Indira Nair retires, ending esteemed 32-year tenure
When faculty members leave Carnegie Mellon, it is often instructive to reflect on what they’ve achieved throughout their tenure at the university. Indira Nair, who will be retiring from her position as vice provost for education after 32 years of service at Carnegie Mellon, is no exception.
Nair was born in Trivandrum, Kerala in southern India. Since her father was a member of the army, she moved a total of 10 times before completing 12 years of education. She attended the Institute of Science in Bombay, completing her bachelor’s degree in physics. She then moved to the United States and received her master’s degree from Kansas State University and, later, her Ph.D. at Northwestern University.
Nair first arrived in Pittsburgh with the intention of pursuing a career as a high school physics teacher. After spending several years teaching not only physics but also other sciences, including chemistry and geology, she took a small job in the engineering and public policy department here at Carnegie Mellon. Eventually, she joined the Office of the Provost and accepted her current role as the vice provost for education.
At Carnegie Mellon, the provost is the chief academic adviser at the university and is one of the most powerful positions outside the university’s president. The provost oversees all of the faculty and deans in the various schools. One of the major offices underneath the provost is that of the vice provost for education, which has several organizations of its own working beneath it.
“The curriculum itself is divided on a department level, but I look at common needs,” Nair said from her office in Warner Hall. “[I ask my department] what can we do to enhance that experience.”
Beneath Nair is a host of different organizations aimed at making education an integral part of the school and community. The Leonard Gelfand Center, for example, is part of the vice provost’s responsibility and focuses on educational outreach. “Carnegie Mellon reaches 10,000 students every semester,” Nair said. One program within the center is C-MITES, helping to foster math and science skills in gifted students from kindergarten through 12th grade. Classes are taught during the summer for these students, and in the years to come, students from Qatar will also begin attending these classes.
Other important offices under Nair are the assistant provost for graduate education and the director of Undergraduate Research and Fellowship Resources.
Nair has helped organize several large projects aimed at enriching the undergraduate experience.
One of these programs, Odyssey, is aimed at college sophomores and what they will do with their scholarship to fulfill their citizenship duties. The faculty nominates students that they find to be intellectual seekers and host a three-day workshop right before spring semester.
Another project is the acclaimed University Lecture Series, which runs year-round.
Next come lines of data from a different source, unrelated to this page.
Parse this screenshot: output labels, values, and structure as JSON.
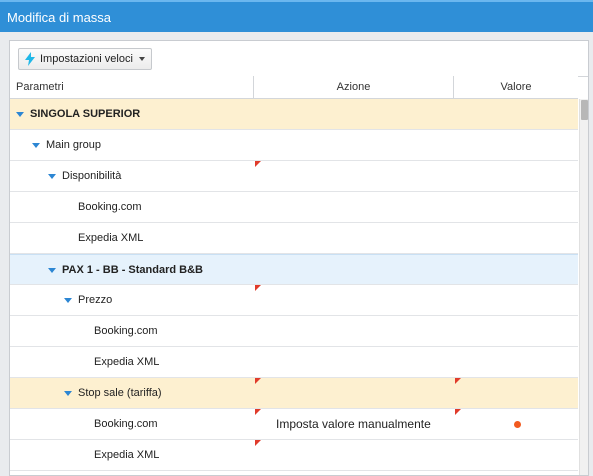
{
  "window": {
    "title": "Modifica di massa"
  },
  "toolbar": {
    "quick_settings_label": "Impostazioni veloci",
    "quick_settings_icon": "lightning-bolt-icon"
  },
  "table": {
    "columns": [
      "Parametri",
      "Azione",
      "Valore"
    ],
    "rows": [
      {
        "label": "SINGOLA SUPERIOR",
        "level": 0,
        "expandable": true,
        "bold": true,
        "highlight": "yellow"
      },
      {
        "label": "Main group",
        "level": 1,
        "expandable": true
      },
      {
        "label": "Disponibilità",
        "level": 2,
        "expandable": true,
        "flags": [
          "azione"
        ]
      },
      {
        "label": "Booking.com",
        "level": 3
      },
      {
        "label": "Expedia XML",
        "level": 3
      },
      {
        "label": "PAX 1 - BB - Standard B&B",
        "level": 2,
        "expandable": true,
        "bold": true,
        "highlight": "blue"
      },
      {
        "label": "Prezzo",
        "level": 3,
        "expandable": true,
        "flags": [
          "azione"
        ]
      },
      {
        "label": "Booking.com",
        "level": 4
      },
      {
        "label": "Expedia XML",
        "level": 4
      },
      {
        "label": "Stop sale (tariffa)",
        "level": 3,
        "expandable": true,
        "highlight": "yellow",
        "flags": [
          "azione",
          "valore"
        ]
      },
      {
        "label": "Booking.com",
        "level": 4,
        "action": "Imposta valore manualmente",
        "value_dot": true,
        "flags": [
          "azione",
          "valore"
        ]
      },
      {
        "label": "Expedia XML",
        "level": 4,
        "flags": [
          "azione"
        ]
      }
    ]
  },
  "colors": {
    "titlebar": "#2f8fd7",
    "accent": "#2c86d3",
    "flag": "#e03b2b",
    "dot": "#f25a1f",
    "row_yellow": "#fdf0d0",
    "row_blue": "#e6f2fc"
  }
}
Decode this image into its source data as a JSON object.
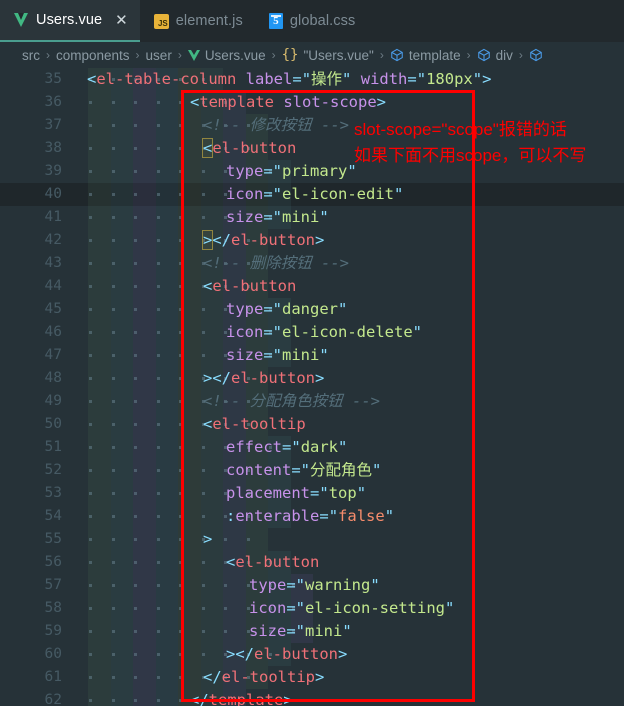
{
  "window": {
    "bg_color": "#263238",
    "accent_color": "#4a9e8f"
  },
  "tabs": [
    {
      "label": "Users.vue",
      "icon": "vue-icon",
      "active": true,
      "close_glyph": "✕"
    },
    {
      "label": "element.js",
      "icon": "js-icon",
      "active": false,
      "icon_text": "JS"
    },
    {
      "label": "global.css",
      "icon": "css-icon",
      "active": false,
      "icon_text": "5"
    }
  ],
  "breadcrumb": {
    "separator": "›",
    "items": [
      {
        "label": "src",
        "icon": ""
      },
      {
        "label": "components",
        "icon": ""
      },
      {
        "label": "user",
        "icon": ""
      },
      {
        "label": "Users.vue",
        "icon": "vue-icon"
      },
      {
        "label": "\"Users.vue\"",
        "icon": "braces-icon"
      },
      {
        "label": "template",
        "icon": "cube-icon"
      },
      {
        "label": "div",
        "icon": "cube-icon"
      },
      {
        "label": "",
        "icon": "cube-icon"
      }
    ]
  },
  "annotation": {
    "color": "#fe0000",
    "line1": "slot-scope=\"scope\"报错的话",
    "line2": "如果下面不用scope，可以不写"
  },
  "editor": {
    "current_line": 40,
    "first_line": 35,
    "last_line": 62,
    "language": "vue",
    "lines": [
      {
        "n": 35,
        "indents": 6,
        "text": "<el-table-column label=\"操作\" width=\"180px\">"
      },
      {
        "n": 36,
        "indents": 7,
        "text": "<template slot-scope>"
      },
      {
        "n": 37,
        "indents": 8,
        "text": "<!-- 修改按钮 --›"
      },
      {
        "n": 38,
        "indents": 8,
        "text": "<el-button"
      },
      {
        "n": 39,
        "indents": 9,
        "text": "type=\"primary\""
      },
      {
        "n": 40,
        "indents": 9,
        "text": "icon=\"el-icon-edit\""
      },
      {
        "n": 41,
        "indents": 9,
        "text": "size=\"mini\""
      },
      {
        "n": 42,
        "indents": 8,
        "text": "></el-button>"
      },
      {
        "n": 43,
        "indents": 8,
        "text": "<!-- 删除按钮 -->"
      },
      {
        "n": 44,
        "indents": 8,
        "text": "<el-button"
      },
      {
        "n": 45,
        "indents": 9,
        "text": "type=\"danger\""
      },
      {
        "n": 46,
        "indents": 9,
        "text": "icon=\"el-icon-delete\""
      },
      {
        "n": 47,
        "indents": 9,
        "text": "size=\"mini\""
      },
      {
        "n": 48,
        "indents": 8,
        "text": "></el-button>"
      },
      {
        "n": 49,
        "indents": 8,
        "text": "<!-- 分配角色按钮 -->"
      },
      {
        "n": 50,
        "indents": 8,
        "text": "<el-tooltip"
      },
      {
        "n": 51,
        "indents": 9,
        "text": "effect=\"dark\""
      },
      {
        "n": 52,
        "indents": 9,
        "text": "content=\"分配角色\""
      },
      {
        "n": 53,
        "indents": 9,
        "text": "placement=\"top\""
      },
      {
        "n": 54,
        "indents": 9,
        "text": ":enterable=\"false\""
      },
      {
        "n": 55,
        "indents": 8,
        "text": ">"
      },
      {
        "n": 56,
        "indents": 9,
        "text": "<el-button"
      },
      {
        "n": 57,
        "indents": 10,
        "text": "type=\"warning\""
      },
      {
        "n": 58,
        "indents": 10,
        "text": "icon=\"el-icon-setting\""
      },
      {
        "n": 59,
        "indents": 10,
        "text": "size=\"mini\""
      },
      {
        "n": 60,
        "indents": 9,
        "text": "></el-button>"
      },
      {
        "n": 61,
        "indents": 8,
        "text": "</el-tooltip>"
      },
      {
        "n": 62,
        "indents": 7,
        "text": "</template>"
      }
    ]
  }
}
Every Monday and Thursday, the faculty invites accomplished individuals — sometimes faculty, sometimes guests — to give a lecture about whatever topic they are currently working on. A recent speaker, Allan Meltzer of the Tepper School of Business, discussed the Federal Reserve and money supply in the United States.
Nair has also made revolutions in courses offered at Carnegie Mellon, beginning with a course titled India Today, a weekend course worth only three units but requiring over 40 hours of class time and writing papers. Iit was first created in fall 2008 in collaboration with the University of Pittsburgh, and the class studies different countries every year, including China, Brazil, and Russia. “These countries are considered the most emerging countries today,” Nair said.
Qatar has also been a target of interest for Nair since she arrived. Her course Global Issues, Local Solutions, created in the spring of 2009, addressed the question of how to solve global problems depending on a country’s current economic, political, or geographic situation. Recently, Carnegie Mellon hosted the Global Issues, Global Solutions conference, which further addressed these issues.
Nair’s role as chair of the University Education Council has also been influential. The council’s role to approve university-wide courses has been an important one; thanks to Nair and the council, interdisciplinary classes on urban farming and materials science, energy, and the environment are now available.
Nair has a great respect for interdisciplinary action. “Different disciplines are different lenses,” Nair said. “The same thing you’re thinking, someone else is thinking from a different perspective.” To help with interdisciplinary relations, Nair helped to organize 1905 = mc2: Photons and Relativity, a course focused on studying how different ideas in science developed.
Other faculty members have praised Nair’s influence across all areas of the university. “Indira’s service to the Pittsburgh and global community, to science education, and to Carnegie Mellon’s history and its future are immeasurable,” said Provost Mark Kamlet, according to a Carnegie Mellon press release.
“Her passion is contagious,” said history professor Nico Slate. Slate, who first met Nair in August 2009 through other faculty members of the School of Humanities and Social Sciences, found a mutual interest in India and undergraduate education. Several of the students in one of Slate’s history courses raised funds for an environmental project in India, and the money was donated in Nair’s name. “It’s been a real honor working with her,” Slate concluded.
For the students she is leaving behind, Nair offers these words of advice: “Look around and find opportunities.” She points to the rising number of Carnegie Mellon students taking a foreign language as a positive sign of inter-school participation. She also advises acting on these opportunities. “If you have an idea,” she asserted, “you can find a way to carry it out.”
After retiring, Nair plans to move to New Mexico to be closer to her two daughters. She said she plans to do much “thinking, writing, and reading.”